Students will often want to go for a steel string acoustic guitar or an electric guitar as this is what they will most often see being played buy their musical hero's. Although it is possible to buy one of these guitars that is suitable I will usually recommend a nylon string or classical guitar for the beginning guitarist. There are a number of reasons for this as I have outlined below.
A reasonable quality instrument can be purchased for minimal cost. As far as guitar technology goes classical guitars are as simple as they come. This means that they are generally cheaper than an instrument with steel strings. A functional instrument can be purchased for minimal cost. Of course a concert standard instrument will be a lot more but a basic beginner classical guitar should one of the cheapest options available to you.
Nylon strings are a little bit softer and easier on the fingers than steel strings. It takes some time for a guitar players finger tips to toughen through the abrasive nature of pressing down guitar strings. This effect is worse when using steel strings and beginning students will often complain of soreness. Nylon strings are a lot softer and less abrasive than steel.
How do you know wether it is nylon or classical string? Firstly a nylon string guitar will usually look like the instrument in Figure 1. They may come in various colours. You can also check the thinnest 3 strings. On a nylon string guitar these will be made of clear nylon, on a steel string guitar they will be made of steel.
With a nylon string guitar you also need very little extra equipment. A pick if you choose to use one and a guitar strap if you want to stand and play. If you choose an electric guitar you are going to need an amplifier.
For some students a full size guitar will effect their ability to play comfortably and effectively. Guitars are available in various sizes, usually categorised as 1/4, 1/2 and 3/4 size. it is definitely worth purchasing a smaller guitar for the younger student. A smaller guitar will be easier for the student to handle and play. With that in mind though it should be considered that the younger student will grow into the instrument.
I would generally lean towards buying the smaller guitar as it is easier to handle and then perhaps if the student is progressing well a high quality full size guitar can be purchased further down the track. The smaller instrument can always be handed on to a younger sibling or friend. I still use one as a travel guitar.

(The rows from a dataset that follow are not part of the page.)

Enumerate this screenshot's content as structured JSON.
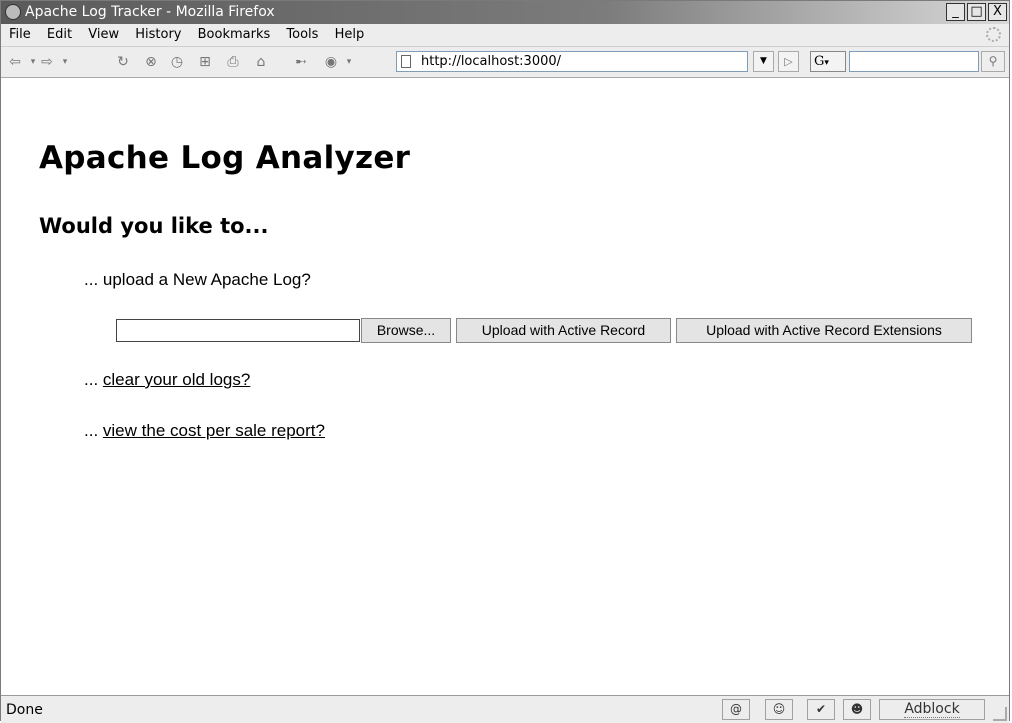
{
  "window": {
    "title": "Apache Log Tracker - Mozilla Firefox",
    "minimize": "_",
    "maximize": "□",
    "close": "X"
  },
  "menu": [
    "File",
    "Edit",
    "View",
    "History",
    "Bookmarks",
    "Tools",
    "Help"
  ],
  "nav": {
    "url": "http://localhost:3000/",
    "search_engine": "G",
    "search_value": ""
  },
  "page": {
    "heading": "Apache Log Analyzer",
    "subheading": "Would you like to...",
    "upload_prompt": "... upload a New Apache Log?",
    "browse_label": "Browse...",
    "upload_ar_label": "Upload with Active Record",
    "upload_are_label": "Upload with Active Record Extensions",
    "clear_prefix": "... ",
    "clear_link": "clear your old logs?",
    "report_prefix": "... ",
    "report_link": "view the cost per sale report?"
  },
  "status": {
    "text": "Done",
    "adblock": "Adblock"
  }
}
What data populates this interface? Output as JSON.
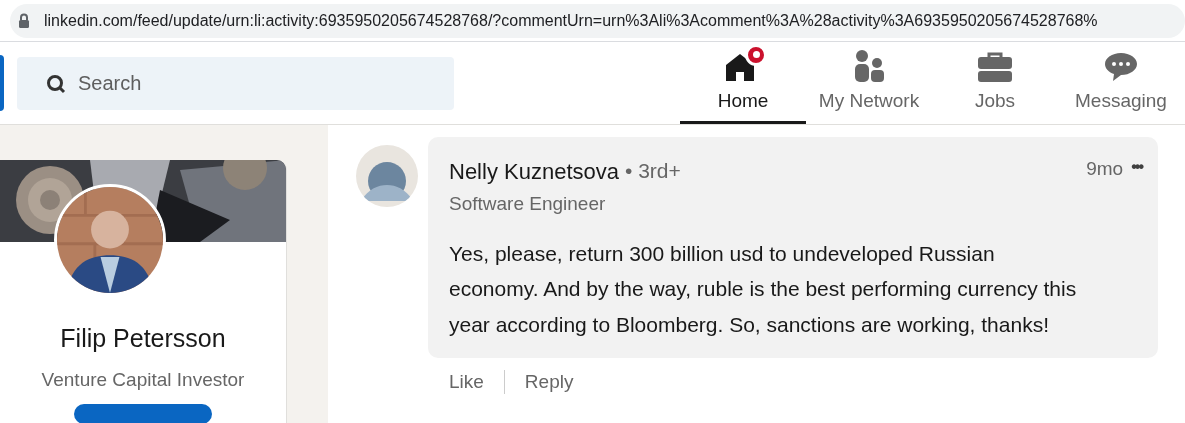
{
  "address_bar": {
    "url": "linkedin.com/feed/update/urn:li:activity:6935950205674528768/?commentUrn=urn%3Ali%3Acomment%3A%28activity%3A6935950205674528768%"
  },
  "search": {
    "placeholder": "Search"
  },
  "nav": [
    {
      "label": "Home",
      "kind": "home",
      "selected": true,
      "badge": true
    },
    {
      "label": "My Network",
      "kind": "network",
      "selected": false,
      "badge": false
    },
    {
      "label": "Jobs",
      "kind": "jobs",
      "selected": false,
      "badge": false
    },
    {
      "label": "Messaging",
      "kind": "messaging",
      "selected": false,
      "badge": false
    }
  ],
  "profile": {
    "name": "Filip Petersson",
    "headline": "Venture Capital Investor"
  },
  "comment": {
    "author": "Nelly Kuznetsova",
    "degree": "• 3rd+",
    "headline": "Software Engineer",
    "time": "9mo",
    "more": "•••",
    "text": "Yes, please, return 300 billion usd to undeveloped Russian economy. And by the way, ruble is the best performing currency this year according to Bloomberg. So, sanctions are working, thanks!",
    "actions": [
      "Like",
      "Reply"
    ]
  }
}
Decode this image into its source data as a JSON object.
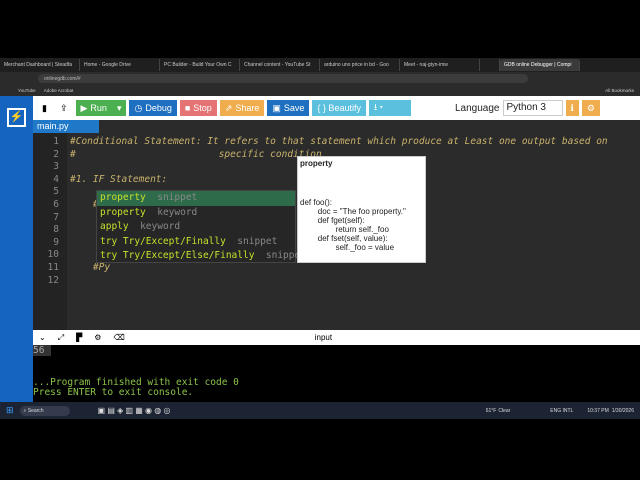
{
  "browser": {
    "tabs": [
      "Merchant Dashboard | Steadfa",
      "Home - Google Drive",
      "PC Builder - Build Your Own C",
      "Channel content - YouTube St",
      "arduino uno price in bd - Goo",
      "Meet - naj-gtyn-imw",
      "",
      "GDB online Debugger | Compi"
    ],
    "url": "onlinegdb.com/#",
    "bookmarks": [
      "YouTube",
      "Adobe Acrobat"
    ],
    "all_bookmarks": "All Bookmarks"
  },
  "toolbar": {
    "run": "Run",
    "debug": "Debug",
    "stop": "Stop",
    "share": "Share",
    "save": "Save",
    "beautify": "{ } Beautify",
    "language_label": "Language",
    "language": "Python 3"
  },
  "editor": {
    "file_tab": "main.py",
    "lines": [
      "#Conditional Statement: It refers to that statement which produce at Least one output based on",
      "#                         specific condition",
      "",
      "#1. IF Statement:",
      "",
      "    #",
      "    ",
      "    ",
      "    ",
      "    ",
      "    #Py",
      ""
    ],
    "autocomplete": [
      {
        "match": "property",
        "type": "snippet"
      },
      {
        "match": "property",
        "type": "keyword"
      },
      {
        "match": "apply",
        "type": "keyword"
      },
      {
        "match": "try Try/Except/Finally",
        "type": "snippet"
      },
      {
        "match": "try Try/Except/Else/Finally",
        "type": "snippet"
      }
    ],
    "doc": {
      "title": "property",
      "body": "def foo():\n        doc = \"The foo property.\"\n        def fget(self):\n                return self._foo\n        def fset(self, value):\n                self._foo = value"
    }
  },
  "console": {
    "header": "input",
    "lines": [
      "56",
      "",
      "",
      "...Program finished with exit code 0",
      "Press ENTER to exit console."
    ]
  },
  "taskbar": {
    "search": "Search",
    "weather": "61°F",
    "weather_desc": "Clear",
    "lang": "ENG INTL",
    "time": "10:37 PM",
    "date": "1/30/2026"
  }
}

Solid body electric guitars and steel string acoustics are also available in smaller sizes and there are some beautiful instruments available in smaller scale.
In further posts I will explore buying a guitar for the more experienced guitarist.